__EXTRACTED DATA__:
===

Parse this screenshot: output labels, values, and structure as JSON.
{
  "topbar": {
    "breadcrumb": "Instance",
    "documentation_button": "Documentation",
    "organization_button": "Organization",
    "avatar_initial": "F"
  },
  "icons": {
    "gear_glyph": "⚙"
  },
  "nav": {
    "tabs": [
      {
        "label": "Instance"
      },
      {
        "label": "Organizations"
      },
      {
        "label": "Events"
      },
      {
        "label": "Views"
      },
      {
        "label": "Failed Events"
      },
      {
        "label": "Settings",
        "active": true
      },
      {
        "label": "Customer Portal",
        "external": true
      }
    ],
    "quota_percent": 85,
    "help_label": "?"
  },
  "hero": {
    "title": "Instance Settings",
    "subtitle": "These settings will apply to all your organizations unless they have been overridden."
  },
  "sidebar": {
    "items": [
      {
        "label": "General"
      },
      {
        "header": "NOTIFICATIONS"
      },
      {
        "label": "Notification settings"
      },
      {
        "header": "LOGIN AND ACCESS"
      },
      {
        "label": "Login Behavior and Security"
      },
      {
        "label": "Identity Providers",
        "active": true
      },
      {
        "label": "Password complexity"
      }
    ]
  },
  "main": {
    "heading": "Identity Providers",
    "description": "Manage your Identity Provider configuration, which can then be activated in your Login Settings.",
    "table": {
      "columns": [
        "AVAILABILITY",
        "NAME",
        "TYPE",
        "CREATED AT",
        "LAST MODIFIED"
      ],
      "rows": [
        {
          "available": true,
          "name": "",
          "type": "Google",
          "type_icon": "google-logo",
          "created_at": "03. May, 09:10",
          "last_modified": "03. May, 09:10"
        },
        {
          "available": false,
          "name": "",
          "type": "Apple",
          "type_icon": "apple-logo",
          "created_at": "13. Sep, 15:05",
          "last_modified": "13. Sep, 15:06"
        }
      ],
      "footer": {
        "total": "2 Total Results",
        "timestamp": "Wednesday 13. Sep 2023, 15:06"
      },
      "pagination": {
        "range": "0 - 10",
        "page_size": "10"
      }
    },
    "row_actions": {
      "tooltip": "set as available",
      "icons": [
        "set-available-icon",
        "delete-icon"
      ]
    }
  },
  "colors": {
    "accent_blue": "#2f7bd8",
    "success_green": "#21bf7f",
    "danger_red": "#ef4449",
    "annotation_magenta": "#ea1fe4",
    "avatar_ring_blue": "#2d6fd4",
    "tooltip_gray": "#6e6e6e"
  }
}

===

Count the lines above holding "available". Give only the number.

4